Newport, who is 30 years old, argues it’s exactly because his generation grew up with the instruction to follow their passions that so many young employees have unexpected expectations of their career—and have become disappointed workers. In his book, he points to a 2010 study that showed 64 percent of young workers actively unhappy at work, the worst score ever measured for any age group in the survey’s 20-year history.
“We need a more complicated conversation about what really is involved in building a career that you’re passionate about,” he tells Profit. His advice to Millennial workers? Developing valuable skills is the true key to finding fulfilling work. Here, Newport explains strategies to help managers work better with a new generation of workers, and how to use his research to drive innovation throughout their companies.
Profit: What do you want Millennial workers to understand about work?
Newport: I want Millennials to think about passion as something you cultivate over time, something that you discover. Passion is not something that you follow, passion is something that follows you as you become really good at things rare and valuable and use those skills as leverage to take control of your career.
What you do for a living is much less important than you think. What leads people to love what they do are more general things—like having a sense of autonomy, a sense of mastery, a sense of impact in the world, a sense of creativity and connections with people. You can build these traits in any number of different fields. So really the pressure is on how you work, not what work you choose.
Profit: How do they know if they are in a dead end job or on the wrong path?
Newport: There are wrong paths, but the good news is there are only a few you have to be worried about. It’s going to be almost impossible for you to build a passionate career when you don’t like the people you’re working with. Or if the work itself is against any sort of deeply held value. And, finally, if it’s a rigid organization where you’re not going to be able to buy yourself more control or autonomy no matter how good you are.
Profit: How can managers and other mentors prepare Millennials?
Newport: From a management point of view, what seems to be useful is clarity. The Millennials are a pretty ambitious bunch, but they are not necessarily clear on how to succeed. So it’s helpful if you can sit down and say, “Let me draw you a path of how you can end up really in charge of something, engaged in something, having autonomy.” Tell them how long it will take, what milestones they need to reach along the way, and how they can distinguish themselves.
What you’re doing is replacing one paradigm — you have to match your work to your passion — with a new way of thinking: You have to be good at something and leverage that.

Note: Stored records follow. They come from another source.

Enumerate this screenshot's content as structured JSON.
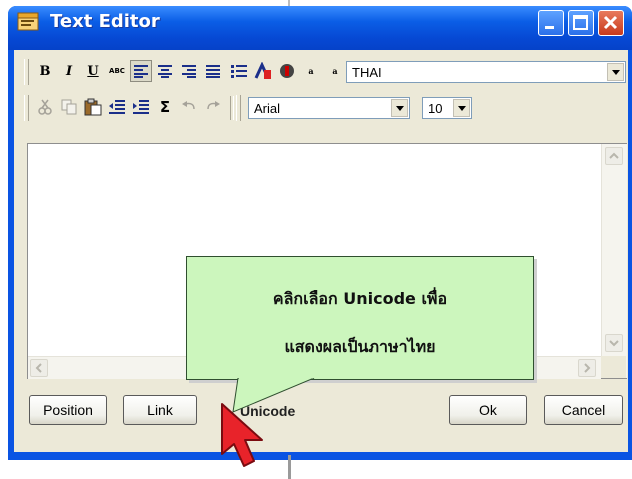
{
  "window": {
    "title": "Text Editor"
  },
  "toolbar1": {
    "bold": "B",
    "italic": "I",
    "underline": "U",
    "spell": "ABC",
    "size_up": "a",
    "size_down": "a",
    "charset_value": "THAI"
  },
  "toolbar2": {
    "sum": "Σ",
    "font_value": "Arial",
    "size_value": "10"
  },
  "buttons": {
    "position": "Position",
    "link": "Link",
    "unicode": "Unicode",
    "ok": "Ok",
    "cancel": "Cancel"
  },
  "callout": {
    "line1": "คลิกเลือก Unicode เพื่อ",
    "line2": "แสดงผลเป็นภาษาไทย"
  },
  "colors": {
    "titlebar": "#0648d3",
    "callout": "#ccf6bd",
    "cursor": "#e8232a"
  }
}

When they understand the reality, they have something they can put their energy into.
Also, workers need feedback so they can develop rare and valuable skills. It’s not just enough to for them to show up and work each day. If they do that, they’ll hit a plateau. Workers need to stretch the skill they are trying to build up and this almost always requires feedback from people who are better at the skill than they are. Did their work improve or get worse? Where do they need to put their attention next time? Getting feedback can feel harsh, but it’s really accelerates the speed at which workers get better.
Profit: How can executives use what you’ve learned to drive innovation in their lines of business?
Newport: There are huge overlaps between how innovations happen in business, technology and science, and how people make innovative turns in their careers. The constant seems to be that new discoveries are visible from the cutting edge. Until you actually at the cutting edge of a field, you are not going to see these novel new combinations of what’s possible. And therefore real innovation isn’t possible. Until you get really good at what you do, you are not going to see that new angle, that new thing to do.
Peter Sims coined the phrase “little bets” in his book of the same name. And I found it a useful idea to describe how people discovered cool ideas or directions for their careers. First they got really good at things. Then they would systematically try little experiments. They would try things that were small enough that it wasn’t going to make them stop everything they were doing and dominate their life, but substantial enough that they could get feedback and see if it was catching people’s attention. They were feeling out this space, this adjacent possible, just beyond the cutting edge. Then they knew where to invest and what opportunities to pursue.